* [Input data]
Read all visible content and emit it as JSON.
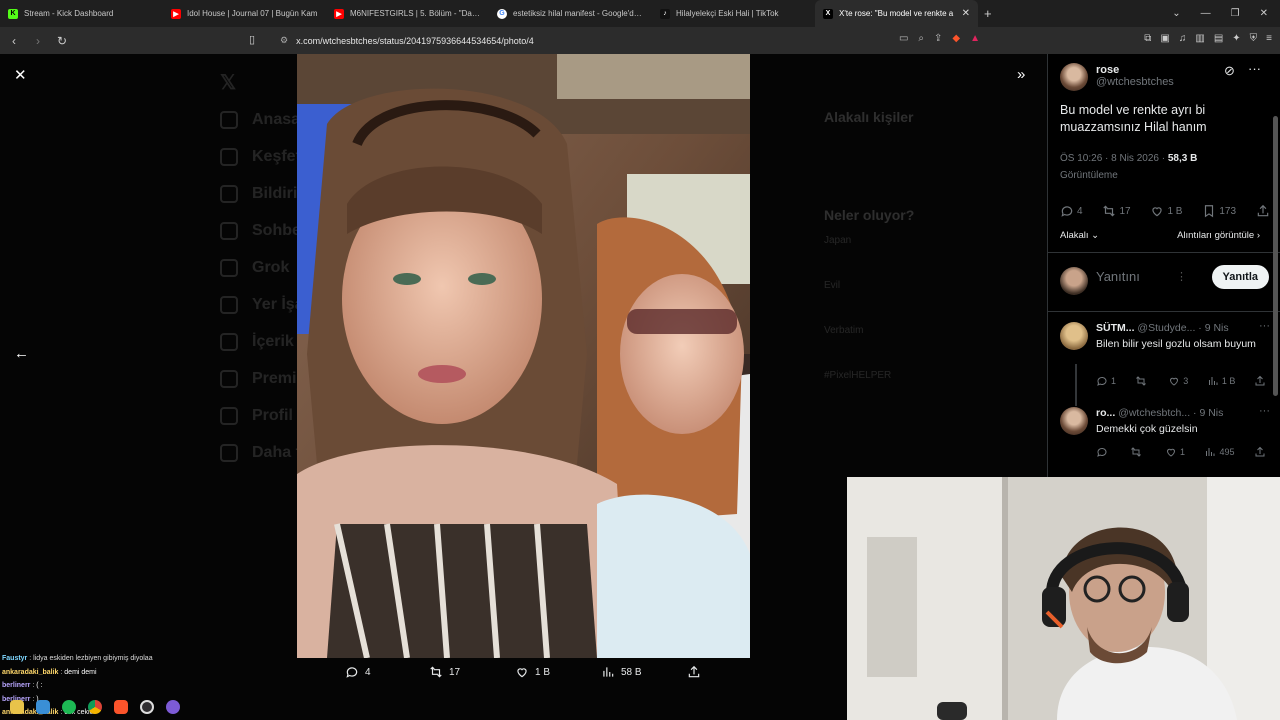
{
  "browser": {
    "tabs": [
      {
        "title": "Stream - Kick Dashboard",
        "favicon_color": "#53fc18",
        "favicon_glyph": "K"
      },
      {
        "title": "Idol House | Journal 07 | Bugün Kam",
        "favicon_color": "#ff0000",
        "favicon_glyph": "▶"
      },
      {
        "title": "M6NIFESTGIRLS | 5. Bölüm - \"Daha İy",
        "favicon_color": "#ff0000",
        "favicon_glyph": "▶"
      },
      {
        "title": "estetiksiz hilal manifest - Google'da A",
        "favicon_color": "#4285f4",
        "favicon_glyph": "G"
      },
      {
        "title": "Hilalyelekçi Eski Hali | TikTok",
        "favicon_color": "#111111",
        "favicon_glyph": "♪"
      },
      {
        "title": "X'te rose: \"Bu model ve renkte a",
        "favicon_color": "#000000",
        "favicon_glyph": "X",
        "active": true
      }
    ],
    "url": "x.com/wtchesbtches/status/2041975936644534654/photo/4"
  },
  "ghost_nav": [
    "Anasayfa",
    "Keşfet",
    "Bildirimler",
    "Sohbet",
    "Grok",
    "Yer İşaretleri",
    "İçerik",
    "Premium",
    "Profil",
    "Daha fazla"
  ],
  "ghost_right": {
    "section1": "Alakalı kişiler",
    "section2": "Neler oluyor?",
    "trends": [
      "Japan",
      "Evil",
      "Verbatim",
      "#PixelHELPER"
    ]
  },
  "photo_actions": {
    "replies": "4",
    "reposts": "17",
    "likes": "1 B",
    "views": "58 B"
  },
  "chat": [
    {
      "user": "Faustyr",
      "msg": "lidya eskiden lezbiyen gibiymiş diyolaa",
      "color": "#7fd7ff"
    },
    {
      "user": "ankaradaki_balik",
      "msg": "demi demi",
      "color": "#ffd86b"
    },
    {
      "user": "berlinerr",
      "msg": "( :",
      "color": "#b8a6ff"
    },
    {
      "user": "berlinerr",
      "msg": ")",
      "color": "#b8a6ff"
    },
    {
      "user": "ankaradaki_balik",
      "msg": "cok cekici",
      "color": "#ffd86b"
    }
  ],
  "tweet": {
    "name": "rose",
    "handle": "@wtchesbtches",
    "text": "Bu model ve renkte ayrı bi muazzamsınız Hilal hanım",
    "time": "ÖS 10:26 · 8 Nis 2026 ·",
    "views": "58,3 B",
    "views_label": "Görüntüleme",
    "stats": {
      "replies": "4",
      "reposts": "17",
      "likes": "1 B",
      "bookmarks": "173"
    },
    "sort_label": "Alakalı",
    "quotes_label": "Alıntıları görüntüle"
  },
  "reply_box": {
    "placeholder": "Yanıtını",
    "button": "Yanıtla"
  },
  "replies": [
    {
      "name": "SÜTM...",
      "handle": "@Studyde...",
      "date": "· 9 Nis",
      "text": "Bilen bilir yesil gozlu olsam buyum",
      "replies": "1",
      "reposts": "",
      "likes": "3",
      "views": "1 B"
    },
    {
      "name": "ro...",
      "handle": "@wtchesbtch...",
      "date": "· 9 Nis",
      "text": "Demekki çok güzelsin",
      "replies": "",
      "reposts": "",
      "likes": "1",
      "views": "495"
    }
  ]
}
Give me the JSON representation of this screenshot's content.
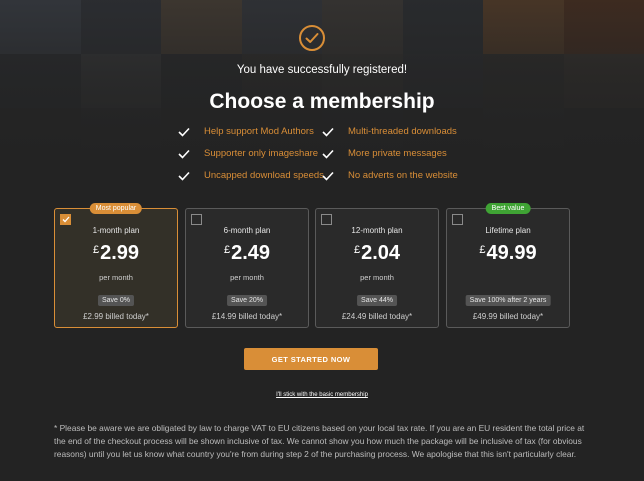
{
  "colors": {
    "accent": "#d98e37",
    "green": "#3fa334",
    "background": "#232323"
  },
  "hero": {
    "success_text": "You have successfully registered!",
    "title": "Choose a membership",
    "icon": "check-circle-icon"
  },
  "features": [
    "Help support Mod Authors",
    "Supporter only imageshare",
    "Uncapped download speeds",
    "Multi-threaded downloads",
    "More private messages",
    "No adverts on the website"
  ],
  "plans": [
    {
      "name": "1-month plan",
      "currency": "£",
      "price": "2.99",
      "per": "per month",
      "save": "Save 0%",
      "billed": "£2.99 billed today*",
      "badge": "Most popular",
      "selected": true
    },
    {
      "name": "6-month plan",
      "currency": "£",
      "price": "2.49",
      "per": "per month",
      "save": "Save 20%",
      "billed": "£14.99 billed today*",
      "badge": "",
      "selected": false
    },
    {
      "name": "12-month plan",
      "currency": "£",
      "price": "2.04",
      "per": "per month",
      "save": "Save 44%",
      "billed": "£24.49 billed today*",
      "badge": "",
      "selected": false
    },
    {
      "name": "Lifetime plan",
      "currency": "£",
      "price": "49.99",
      "per": "",
      "save": "Save 100% after 2 years",
      "billed": "£49.99 billed today*",
      "badge": "Best value",
      "selected": false
    }
  ],
  "cta_label": "GET STARTED NOW",
  "basic_link": "I'll stick with the basic membership",
  "disclaimer": "* Please be aware we are obligated by law to charge VAT to EU citizens based on your local tax rate. If you are an EU resident the total price at the end of the checkout process will be shown inclusive of tax. We cannot show you how much the package will be inclusive of tax (for obvious reasons) until you let us know what country you're from during step 2 of the purchasing process. We apologise that this isn't particularly clear."
}
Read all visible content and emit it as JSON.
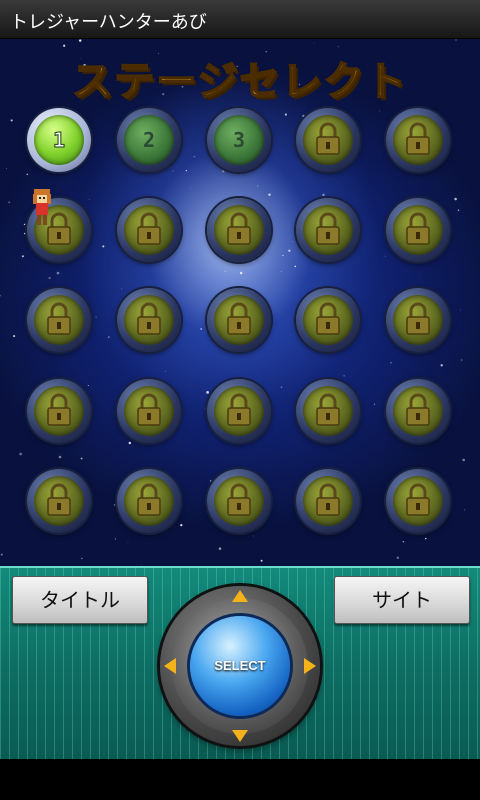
{
  "app": {
    "title": "トレジャーハンターあび"
  },
  "header": {
    "title": "ステージセレクト"
  },
  "stages": [
    {
      "label": "1",
      "state": "current"
    },
    {
      "label": "2",
      "state": "unlocked"
    },
    {
      "label": "3",
      "state": "unlocked"
    },
    {
      "label": "",
      "state": "locked"
    },
    {
      "label": "",
      "state": "locked"
    },
    {
      "label": "",
      "state": "locked"
    },
    {
      "label": "",
      "state": "locked"
    },
    {
      "label": "",
      "state": "locked"
    },
    {
      "label": "",
      "state": "locked"
    },
    {
      "label": "",
      "state": "locked"
    },
    {
      "label": "",
      "state": "locked"
    },
    {
      "label": "",
      "state": "locked"
    },
    {
      "label": "",
      "state": "locked"
    },
    {
      "label": "",
      "state": "locked"
    },
    {
      "label": "",
      "state": "locked"
    },
    {
      "label": "",
      "state": "locked"
    },
    {
      "label": "",
      "state": "locked"
    },
    {
      "label": "",
      "state": "locked"
    },
    {
      "label": "",
      "state": "locked"
    },
    {
      "label": "",
      "state": "locked"
    },
    {
      "label": "",
      "state": "locked"
    },
    {
      "label": "",
      "state": "locked"
    },
    {
      "label": "",
      "state": "locked"
    },
    {
      "label": "",
      "state": "locked"
    },
    {
      "label": "",
      "state": "locked"
    }
  ],
  "controls": {
    "title_button": "タイトル",
    "site_button": "サイト",
    "select_button": "SELECT"
  },
  "colors": {
    "accent": "#f3b21a",
    "panel": "#0e6e63",
    "header_text": "#ffd84a"
  }
}
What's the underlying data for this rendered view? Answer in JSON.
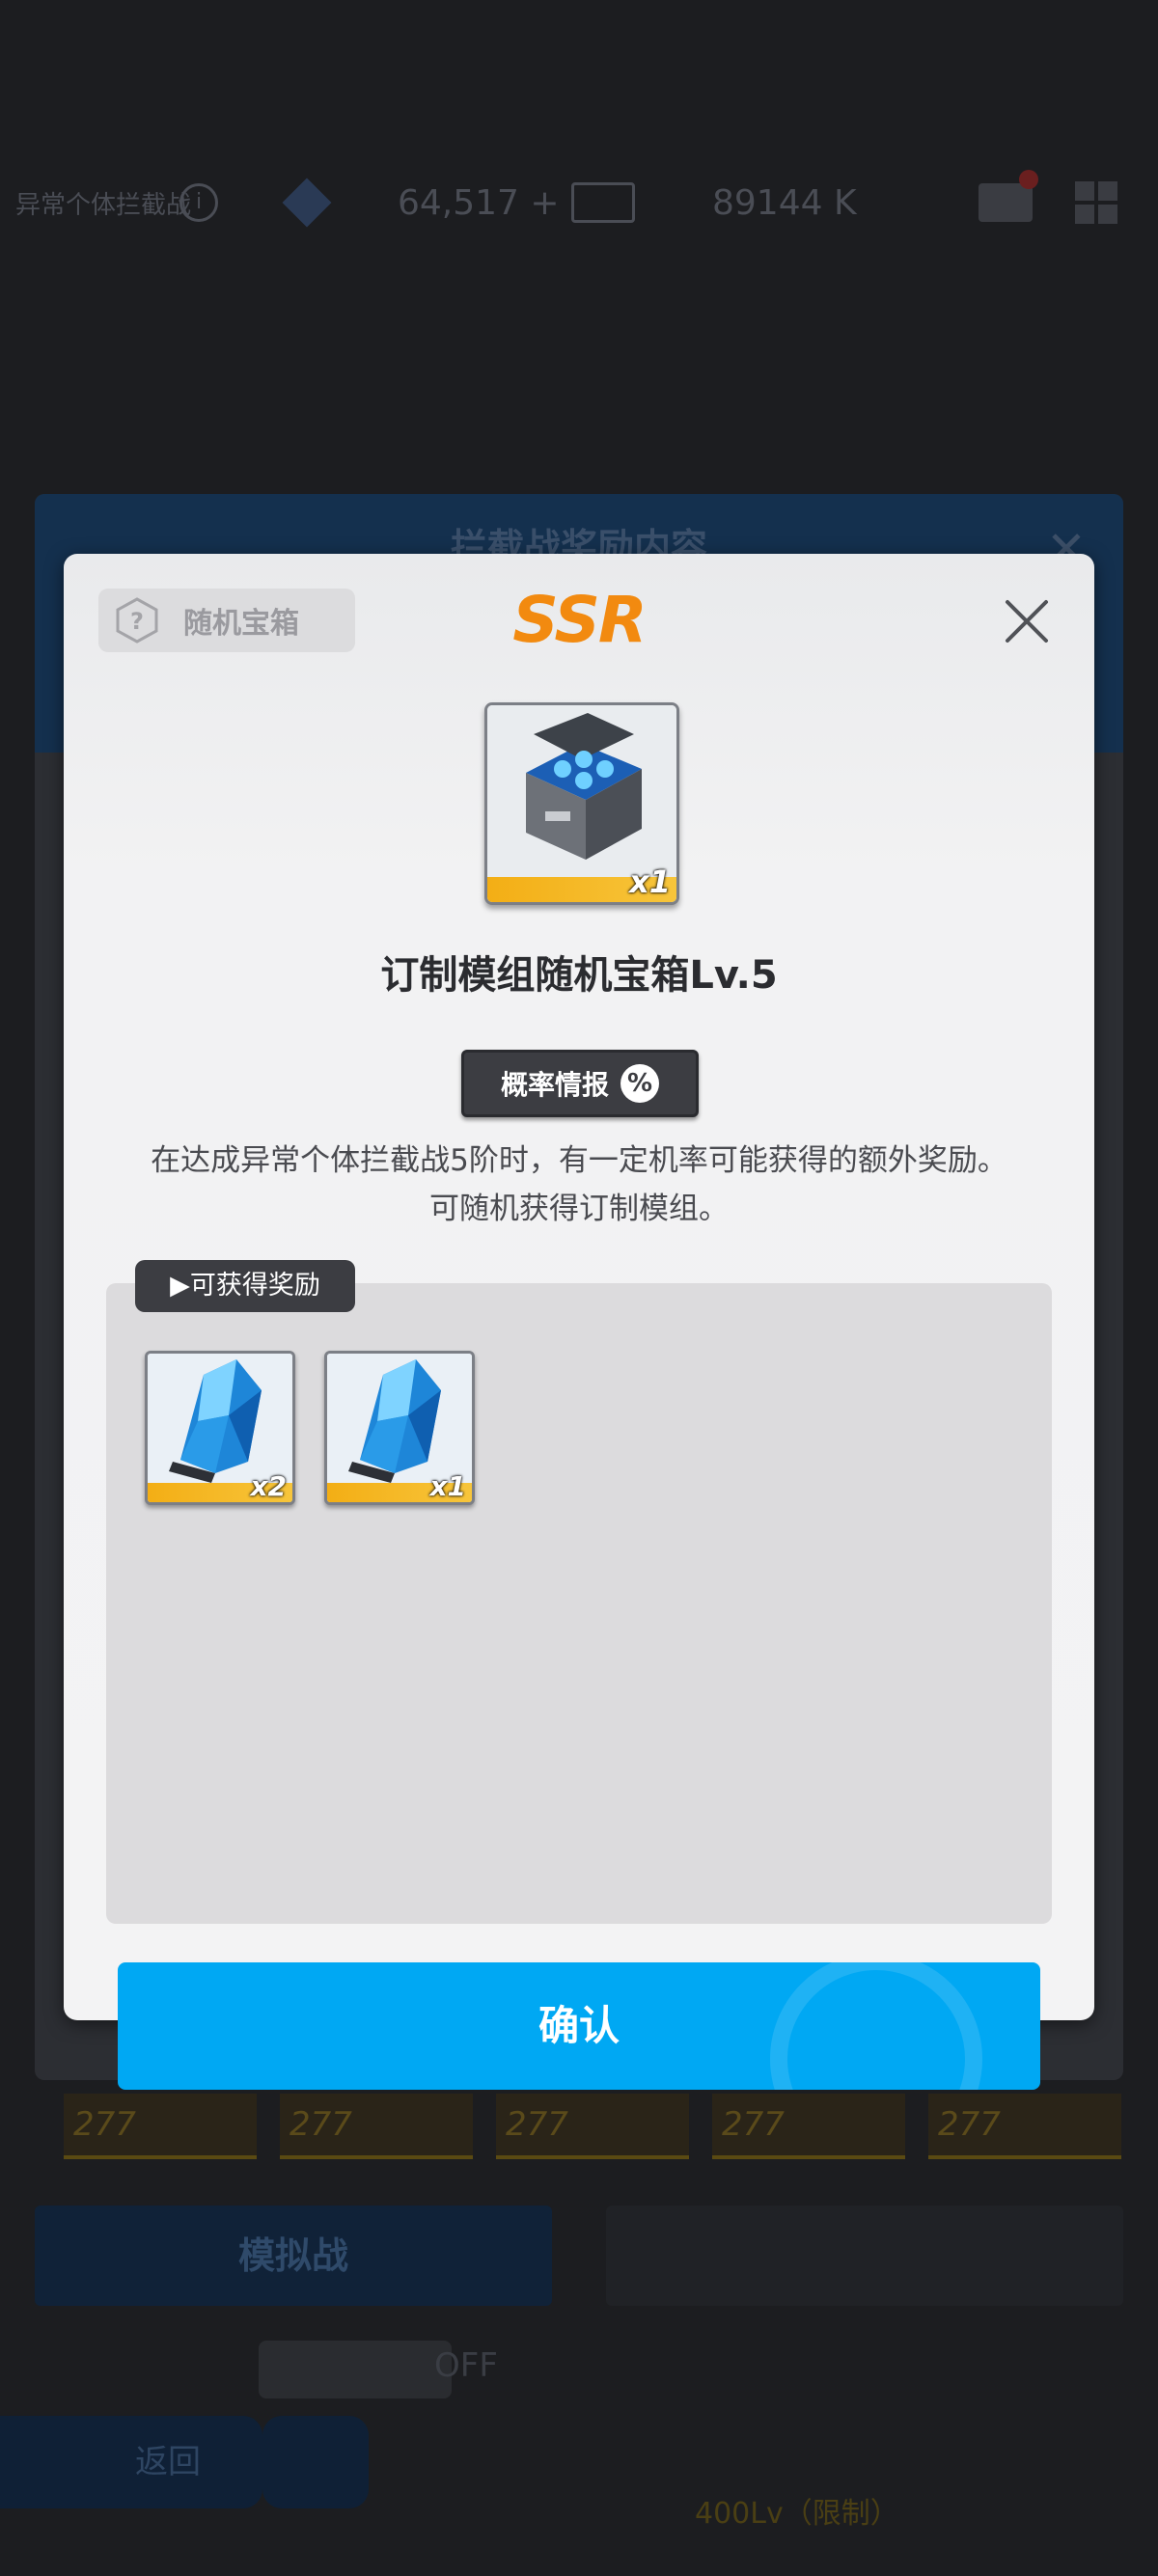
{
  "background": {
    "mode_label": "异常个体拦截战",
    "gems": "64,517 +",
    "credits": "89144 K",
    "panel_title": "拦截战奖励内容",
    "char_levels": [
      "277",
      "277",
      "277",
      "277",
      "277"
    ],
    "simulate_label": "模拟战",
    "toggle_off_label": "OFF",
    "back_label": "返回",
    "level_limit": "400Lv（限制）"
  },
  "dialog": {
    "category": "随机宝箱",
    "rarity": "SSR",
    "item": {
      "name": "订制模组随机宝箱Lv.5",
      "quantity": "x1",
      "icon": "blue-crate-icon"
    },
    "probability_button": "概率情报",
    "probability_icon_glyph": "%",
    "description_line1": "在达成异常个体拦截战5阶时，有一定机率可能获得的额外奖励。",
    "description_line2": "可随机获得订制模组。",
    "rewards_header": "▶可获得奖励",
    "rewards": [
      {
        "icon": "blue-crystal-icon",
        "quantity": "x2"
      },
      {
        "icon": "blue-crystal-icon",
        "quantity": "x1"
      }
    ],
    "confirm_label": "确认"
  },
  "colors": {
    "rarity": "#f28a10",
    "confirm": "#00a8f3",
    "rarity_stripe": "#f3ae15"
  }
}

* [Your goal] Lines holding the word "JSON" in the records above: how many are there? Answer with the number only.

* [Exercise solution] 4